Since 1619, Champagne R. H. Coutier has been farming in the Grand Cru village of Ambonnay, one of the top wine-producing villages in the Montagne de Reims. You may recognize some of the champagnes made from the likes of Bereche, Marie-Noelle Ledru, and of course Krug’s famous single plot, Clos d’Ambonnay. While Ambonnay is generally regarded as Pinot country, Coutier’s vineyards are planted with one-third Chardonnay and two-thirds Pinot Noir. In fact, in 1946 René Coutier’s father was the first vigneron to plant Chardonnay in the village, which has done well over the ensuing decades and now is as highly regarded as the Pinot Noir from Ambonnay. The vineyards on the Montagne de Reims have a south by southeast facing exposure to provide a warmer microclimate for France’s coldest and most northern winegrowing region. A higher ratio of clay to the chalky limestone subsoils lends an added roundness to the wines produced here. Their house style marries the richness of the village’s Pinot Noir with the pure, racy crispness of its Chardonnay, a match made in heaven. The Coutiers farm nine hectares sustainably, but keep their production small and focused, selling off 80% of their fruit to the local cooperative and keeping the best fruit to bottle 2000 cases under their own label. In the winery, whole clusters are pressed with their stems to act as a natural filter for clarity. No barrel fermentation and low dosage on all of the wines offered today an elegant precision to balance the richness of fruit. Typically only half of the wines go through malolactic fermentation to preserve freshness and acidity, but this is also dependent on the vintage.
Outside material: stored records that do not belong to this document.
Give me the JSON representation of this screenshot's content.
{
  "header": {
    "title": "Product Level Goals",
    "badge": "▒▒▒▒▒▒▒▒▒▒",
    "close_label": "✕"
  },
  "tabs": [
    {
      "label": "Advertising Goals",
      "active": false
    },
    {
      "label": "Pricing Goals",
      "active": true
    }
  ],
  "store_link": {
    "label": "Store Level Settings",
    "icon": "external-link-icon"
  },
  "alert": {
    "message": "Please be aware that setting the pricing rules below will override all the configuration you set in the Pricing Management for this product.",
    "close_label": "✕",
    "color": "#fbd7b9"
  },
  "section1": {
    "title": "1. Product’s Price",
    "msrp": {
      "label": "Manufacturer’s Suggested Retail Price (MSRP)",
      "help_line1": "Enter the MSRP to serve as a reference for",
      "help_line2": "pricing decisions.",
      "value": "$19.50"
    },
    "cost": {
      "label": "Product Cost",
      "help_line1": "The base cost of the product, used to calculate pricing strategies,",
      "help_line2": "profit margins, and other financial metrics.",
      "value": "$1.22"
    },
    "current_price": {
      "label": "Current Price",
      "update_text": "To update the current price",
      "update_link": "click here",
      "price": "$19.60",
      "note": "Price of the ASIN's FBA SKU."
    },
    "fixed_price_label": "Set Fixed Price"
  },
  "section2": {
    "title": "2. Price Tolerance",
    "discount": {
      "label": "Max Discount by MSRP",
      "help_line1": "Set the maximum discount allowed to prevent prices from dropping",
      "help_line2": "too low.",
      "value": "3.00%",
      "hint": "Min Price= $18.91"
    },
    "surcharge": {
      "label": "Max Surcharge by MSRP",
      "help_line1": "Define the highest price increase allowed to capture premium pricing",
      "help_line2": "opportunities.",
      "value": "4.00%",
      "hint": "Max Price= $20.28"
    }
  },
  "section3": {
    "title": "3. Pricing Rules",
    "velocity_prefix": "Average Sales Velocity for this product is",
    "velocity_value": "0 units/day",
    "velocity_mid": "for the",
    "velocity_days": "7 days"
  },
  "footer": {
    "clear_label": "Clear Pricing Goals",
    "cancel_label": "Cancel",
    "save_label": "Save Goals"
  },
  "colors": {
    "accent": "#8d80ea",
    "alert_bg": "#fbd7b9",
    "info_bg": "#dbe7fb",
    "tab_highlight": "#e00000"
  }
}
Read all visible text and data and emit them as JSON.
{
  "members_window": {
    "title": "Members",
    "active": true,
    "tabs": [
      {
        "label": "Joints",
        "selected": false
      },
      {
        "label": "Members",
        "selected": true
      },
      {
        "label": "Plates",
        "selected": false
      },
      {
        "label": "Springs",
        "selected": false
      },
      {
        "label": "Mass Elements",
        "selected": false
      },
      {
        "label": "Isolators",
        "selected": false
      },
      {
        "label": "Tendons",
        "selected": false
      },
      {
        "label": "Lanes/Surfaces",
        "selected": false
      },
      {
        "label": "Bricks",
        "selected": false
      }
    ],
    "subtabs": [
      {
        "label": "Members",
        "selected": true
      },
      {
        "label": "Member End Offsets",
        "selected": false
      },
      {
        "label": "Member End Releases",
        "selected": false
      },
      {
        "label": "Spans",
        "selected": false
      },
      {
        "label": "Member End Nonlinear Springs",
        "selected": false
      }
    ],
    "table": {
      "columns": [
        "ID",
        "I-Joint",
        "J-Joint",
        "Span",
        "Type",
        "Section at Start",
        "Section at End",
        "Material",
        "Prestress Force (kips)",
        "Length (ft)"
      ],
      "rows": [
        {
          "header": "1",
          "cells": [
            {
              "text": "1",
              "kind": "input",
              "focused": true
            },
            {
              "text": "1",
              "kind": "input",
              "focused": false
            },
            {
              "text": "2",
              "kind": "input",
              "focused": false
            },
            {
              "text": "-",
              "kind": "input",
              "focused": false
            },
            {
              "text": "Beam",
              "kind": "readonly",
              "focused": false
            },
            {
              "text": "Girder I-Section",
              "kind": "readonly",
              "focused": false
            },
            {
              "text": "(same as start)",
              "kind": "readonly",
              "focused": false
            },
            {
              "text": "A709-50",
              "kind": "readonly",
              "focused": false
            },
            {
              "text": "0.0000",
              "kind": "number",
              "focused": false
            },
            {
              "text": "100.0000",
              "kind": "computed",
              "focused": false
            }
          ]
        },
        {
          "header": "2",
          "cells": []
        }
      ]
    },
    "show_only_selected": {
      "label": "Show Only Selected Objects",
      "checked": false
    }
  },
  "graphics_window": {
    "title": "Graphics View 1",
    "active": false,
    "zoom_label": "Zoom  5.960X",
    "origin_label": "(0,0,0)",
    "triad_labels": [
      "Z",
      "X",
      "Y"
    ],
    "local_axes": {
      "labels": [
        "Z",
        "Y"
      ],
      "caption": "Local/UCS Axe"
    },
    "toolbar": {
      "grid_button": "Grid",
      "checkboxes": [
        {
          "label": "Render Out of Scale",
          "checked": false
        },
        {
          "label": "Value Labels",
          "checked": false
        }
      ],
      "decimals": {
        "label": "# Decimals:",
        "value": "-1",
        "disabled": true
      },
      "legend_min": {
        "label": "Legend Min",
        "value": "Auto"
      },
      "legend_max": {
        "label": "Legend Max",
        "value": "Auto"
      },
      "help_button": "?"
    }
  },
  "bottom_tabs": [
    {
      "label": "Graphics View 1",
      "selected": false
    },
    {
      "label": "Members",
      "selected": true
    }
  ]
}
The sign of a great winemaker is always the ability to adapt to whatever nature throws at you.
Earthy , Elegant , Minerally
Champagne Brut , Dry